▸ **Work instruction**: Because the pictures are not wanted, give back only the exact text of every entry below.

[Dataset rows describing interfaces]
━━━━━━━━━━

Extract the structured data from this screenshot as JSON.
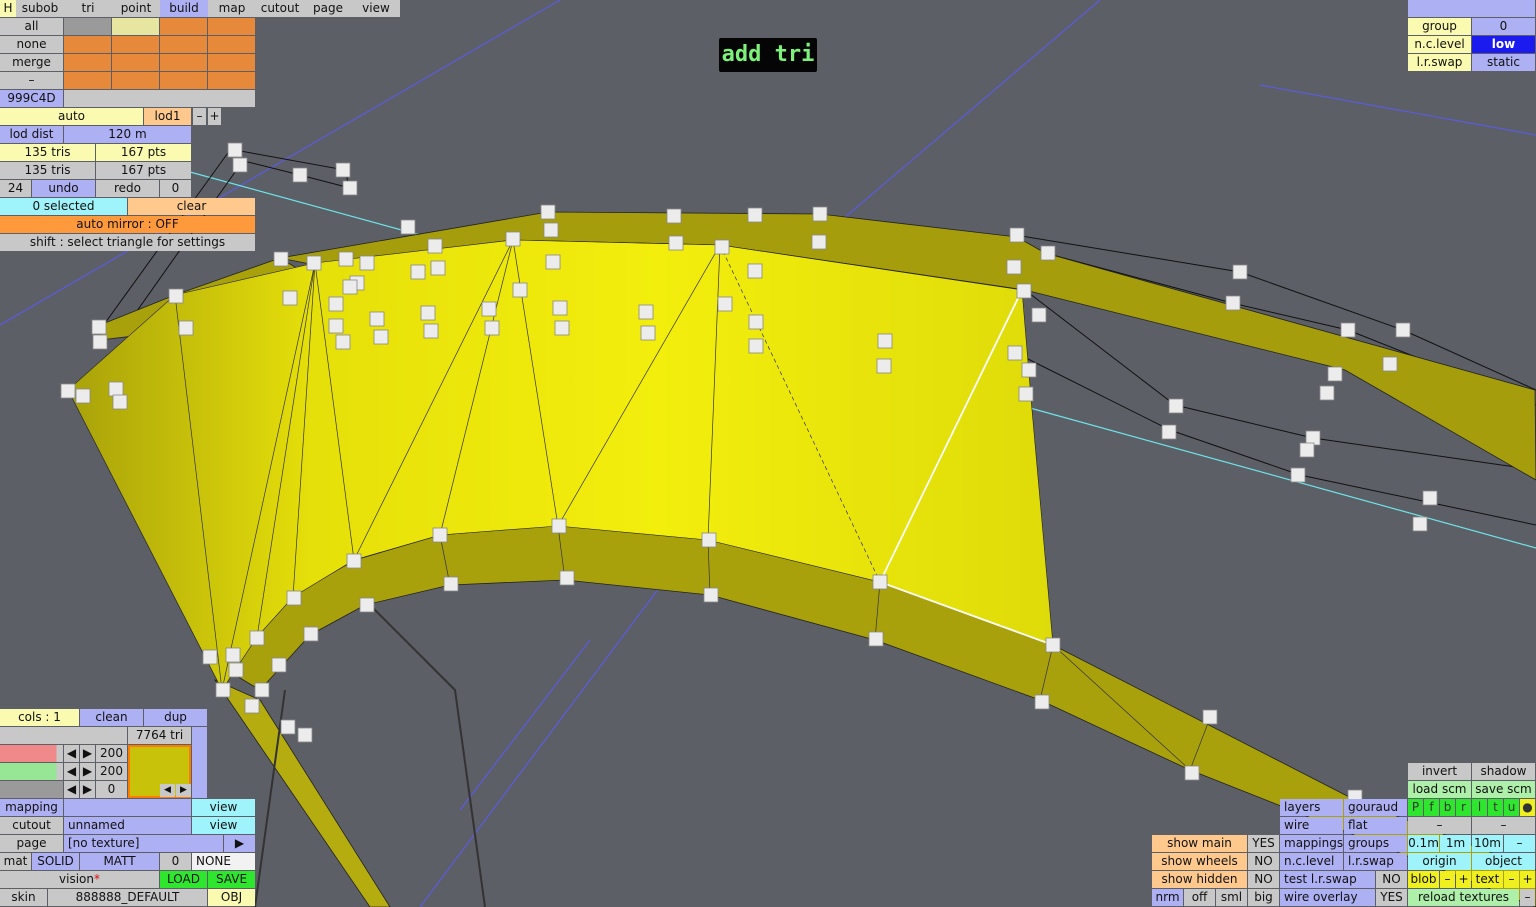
{
  "notice": "add tri",
  "top_tabs": [
    "H",
    "subob",
    "tri",
    "point",
    "build",
    "map",
    "cutout",
    "page",
    "view"
  ],
  "select": {
    "all": "all",
    "none": "none",
    "merge": "merge",
    "minus": "–"
  },
  "hex_id": "999C4D",
  "lod": {
    "auto": "auto",
    "lod1": "lod1",
    "minus": "–",
    "plus": "+",
    "dist_label": "lod dist",
    "dist_value": "120 m"
  },
  "counts": {
    "tris_a": "135 tris",
    "pts_a": "167 pts",
    "tris_b": "135 tris",
    "pts_b": "167 pts"
  },
  "history": {
    "left": "24",
    "undo": "undo",
    "redo": "redo",
    "right": "0"
  },
  "selection": {
    "selected": "0 selected",
    "clear": "clear",
    "mirror": "auto mirror : OFF",
    "hint": "shift : select triangle for settings"
  },
  "material": {
    "cols": "cols : 1",
    "clean": "clean",
    "dup": "dup",
    "tri_count": "7764 tri",
    "slider1": "200",
    "slider2": "200",
    "slider3": "0",
    "swatch_color": "#c9c20b",
    "mapping": "mapping",
    "view": "view",
    "cutout": "cutout",
    "cutout_val": "unnamed",
    "page": "page",
    "page_val": "[no texture]",
    "arrow": "▶",
    "mat": "mat",
    "solid": "SOLID",
    "matt": "MATT",
    "zero": "0",
    "none": "NONE",
    "vision": "vision",
    "star": "*",
    "load": "LOAD",
    "save": "SAVE",
    "skin": "skin",
    "skin_val": "888888_DEFAULT",
    "obj": "OBJ"
  },
  "top_right": {
    "group": "group",
    "group_val": "0",
    "nclevel": "n.c.level",
    "nclevel_val": "low",
    "lrswap": "l.r.swap",
    "lrswap_val": "static"
  },
  "bottom_mid": {
    "show_main": "show main",
    "yes1": "YES",
    "show_wheels": "show wheels",
    "no1": "NO",
    "show_hidden": "show hidden",
    "no2": "NO",
    "nrm": "nrm",
    "off": "off",
    "sml": "sml",
    "big": "big"
  },
  "bottom_right": {
    "layers": "layers",
    "gouraud": "gouraud",
    "wire": "wire",
    "flat": "flat",
    "mappings": "mappings",
    "groups": "groups",
    "nclevel": "n.c.level",
    "lrswap": "l.r.swap",
    "test_lrswap": "test l.r.swap",
    "no": "NO",
    "wire_overlay": "wire overlay",
    "yes": "YES",
    "invert": "invert",
    "shadow": "shadow",
    "load_scm": "load scm",
    "save_scm": "save scm",
    "flags": [
      "P",
      "f",
      "b",
      "r",
      "l",
      "t",
      "u",
      "●"
    ],
    "dash1": "–",
    "dash2": "–",
    "s01": "0.1m",
    "s1": "1m",
    "s10": "10m",
    "sdash": "–",
    "origin": "origin",
    "object": "object",
    "blob": "blob",
    "bminus": "–",
    "bplus": "+",
    "text": "text",
    "tminus": "–",
    "tplus": "+",
    "reload": "reload textures",
    "rdash": "–"
  }
}
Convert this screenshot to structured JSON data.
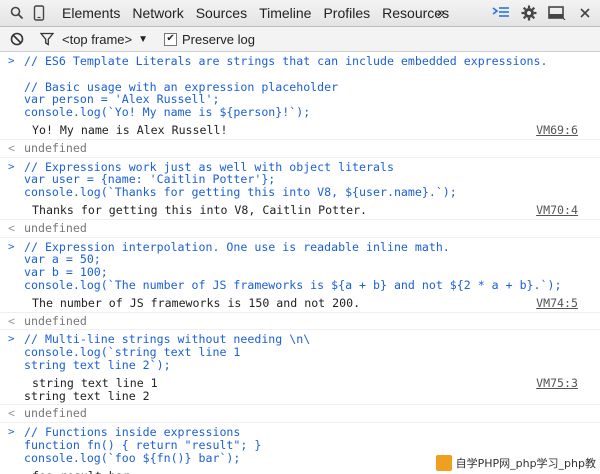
{
  "tabbar": {
    "tabs": [
      "Elements",
      "Network",
      "Sources",
      "Timeline",
      "Profiles",
      "Resources"
    ],
    "overflow": "»"
  },
  "toolbar": {
    "frame": "<top frame>",
    "frame_arrow": "▼",
    "preserve_checked": true,
    "preserve_label": "Preserve log"
  },
  "console": {
    "prompt": ">",
    "result_marker": "<",
    "entries": [
      {
        "input": [
          "// ES6 Template Literals are strings that can include embedded expressions.",
          "",
          "// Basic usage with an expression placeholder",
          "var person = 'Alex Russell';",
          "console.log(`Yo! My name is ${person}!`);"
        ],
        "output": [
          "Yo! My name is Alex Russell!"
        ],
        "source": "VM69:6",
        "result": "undefined"
      },
      {
        "input": [
          "// Expressions work just as well with object literals",
          "var user = {name: 'Caitlin Potter'};",
          "console.log(`Thanks for getting this into V8, ${user.name}.`);"
        ],
        "output": [
          "Thanks for getting this into V8, Caitlin Potter."
        ],
        "source": "VM70:4",
        "result": "undefined"
      },
      {
        "input": [
          "// Expression interpolation. One use is readable inline math.",
          "var a = 50;",
          "var b = 100;",
          "console.log(`The number of JS frameworks is ${a + b} and not ${2 * a + b}.`);"
        ],
        "output": [
          "The number of JS frameworks is 150 and not 200."
        ],
        "source": "VM74:5",
        "result": "undefined"
      },
      {
        "input": [
          "// Multi-line strings without needing \\n\\",
          "console.log(`string text line 1",
          "string text line 2`);"
        ],
        "output": [
          "string text line 1",
          "string text line 2"
        ],
        "source": "VM75:3",
        "result": "undefined"
      },
      {
        "input": [
          "// Functions inside expressions",
          "function fn() { return \"result\"; }",
          "console.log(`foo ${fn()} bar`);"
        ],
        "output": [
          "foo result bar"
        ],
        "source": "",
        "result": ""
      }
    ]
  },
  "watermark": {
    "text": "自学PHP网_php学习_php教"
  },
  "colors": {
    "code": "#1c5fd6",
    "accent_icon": "#2b73e0"
  }
}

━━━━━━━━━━

▸ **Expected answer**:
Extract the structured data from this screenshot as JSON.
{
  "notice": "add tri",
  "top_tabs": [
    "H",
    "subob",
    "tri",
    "point",
    "build",
    "map",
    "cutout",
    "page",
    "view"
  ],
  "select": {
    "all": "all",
    "none": "none",
    "merge": "merge",
    "minus": "–"
  },
  "hex_id": "999C4D",
  "lod": {
    "auto": "auto",
    "lod1": "lod1",
    "minus": "–",
    "plus": "+",
    "dist_label": "lod dist",
    "dist_value": "120 m"
  },
  "counts": {
    "tris_a": "135 tris",
    "pts_a": "167 pts",
    "tris_b": "135 tris",
    "pts_b": "167 pts"
  },
  "history": {
    "left": "24",
    "undo": "undo",
    "redo": "redo",
    "right": "0"
  },
  "selection": {
    "selected": "0 selected",
    "clear": "clear",
    "mirror": "auto mirror : OFF",
    "hint": "shift : select triangle for settings"
  },
  "material": {
    "cols": "cols : 1",
    "clean": "clean",
    "dup": "dup",
    "tri_count": "7764 tri",
    "slider1": "200",
    "slider2": "200",
    "slider3": "0",
    "swatch_color": "#c9c20b",
    "mapping": "mapping",
    "view": "view",
    "cutout": "cutout",
    "cutout_val": "unnamed",
    "page": "page",
    "page_val": "[no texture]",
    "arrow": "▶",
    "mat": "mat",
    "solid": "SOLID",
    "matt": "MATT",
    "zero": "0",
    "none": "NONE",
    "vision": "vision",
    "star": "*",
    "load": "LOAD",
    "save": "SAVE",
    "skin": "skin",
    "skin_val": "888888_DEFAULT",
    "obj": "OBJ"
  },
  "top_right": {
    "group": "group",
    "group_val": "0",
    "nclevel": "n.c.level",
    "nclevel_val": "low",
    "lrswap": "l.r.swap",
    "lrswap_val": "static"
  },
  "bottom_mid": {
    "show_main": "show main",
    "yes1": "YES",
    "show_wheels": "show wheels",
    "no1": "NO",
    "show_hidden": "show hidden",
    "no2": "NO",
    "nrm": "nrm",
    "off": "off",
    "sml": "sml",
    "big": "big"
  },
  "bottom_right": {
    "layers": "layers",
    "gouraud": "gouraud",
    "wire": "wire",
    "flat": "flat",
    "mappings": "mappings",
    "groups": "groups",
    "nclevel": "n.c.level",
    "lrswap": "l.r.swap",
    "test_lrswap": "test l.r.swap",
    "no": "NO",
    "wire_overlay": "wire overlay",
    "yes": "YES",
    "invert": "invert",
    "shadow": "shadow",
    "load_scm": "load scm",
    "save_scm": "save scm",
    "flags": [
      "P",
      "f",
      "b",
      "r",
      "l",
      "t",
      "u",
      "●"
    ],
    "dash1": "–",
    "dash2": "–",
    "s01": "0.1m",
    "s1": "1m",
    "s10": "10m",
    "sdash": "–",
    "origin": "origin",
    "object": "object",
    "blob": "blob",
    "bminus": "–",
    "bplus": "+",
    "text": "text",
    "tminus": "–",
    "tplus": "+",
    "reload": "reload textures",
    "rdash": "–"
  }
}
Convert this screenshot to structured JSON data.
{
  "tabbar": {
    "tabs": [
      "Elements",
      "Network",
      "Sources",
      "Timeline",
      "Profiles",
      "Resources"
    ],
    "overflow": "»"
  },
  "toolbar": {
    "frame": "<top frame>",
    "frame_arrow": "▼",
    "preserve_checked": true,
    "preserve_label": "Preserve log"
  },
  "console": {
    "prompt": ">",
    "result_marker": "<",
    "entries": [
      {
        "input": [
          "// ES6 Template Literals are strings that can include embedded expressions.",
          "",
          "// Basic usage with an expression placeholder",
          "var person = 'Alex Russell';",
          "console.log(`Yo! My name is ${person}!`);"
        ],
        "output": [
          "Yo! My name is Alex Russell!"
        ],
        "source": "VM69:6",
        "result": "undefined"
      },
      {
        "input": [
          "// Expressions work just as well with object literals",
          "var user = {name: 'Caitlin Potter'};",
          "console.log(`Thanks for getting this into V8, ${user.name}.`);"
        ],
        "output": [
          "Thanks for getting this into V8, Caitlin Potter."
        ],
        "source": "VM70:4",
        "result": "undefined"
      },
      {
        "input": [
          "// Expression interpolation. One use is readable inline math.",
          "var a = 50;",
          "var b = 100;",
          "console.log(`The number of JS frameworks is ${a + b} and not ${2 * a + b}.`);"
        ],
        "output": [
          "The number of JS frameworks is 150 and not 200."
        ],
        "source": "VM74:5",
        "result": "undefined"
      },
      {
        "input": [
          "// Multi-line strings without needing \\n\\",
          "console.log(`string text line 1",
          "string text line 2`);"
        ],
        "output": [
          "string text line 1",
          "string text line 2"
        ],
        "source": "VM75:3",
        "result": "undefined"
      },
      {
        "input": [
          "// Functions inside expressions",
          "function fn() { return \"result\"; }",
          "console.log(`foo ${fn()} bar`);"
        ],
        "output": [
          "foo result bar"
        ],
        "source": "",
        "result": ""
      }
    ]
  },
  "watermark": {
    "text": "自学PHP网_php学习_php教"
  },
  "colors": {
    "code": "#1c5fd6",
    "accent_icon": "#2b73e0"
  }
}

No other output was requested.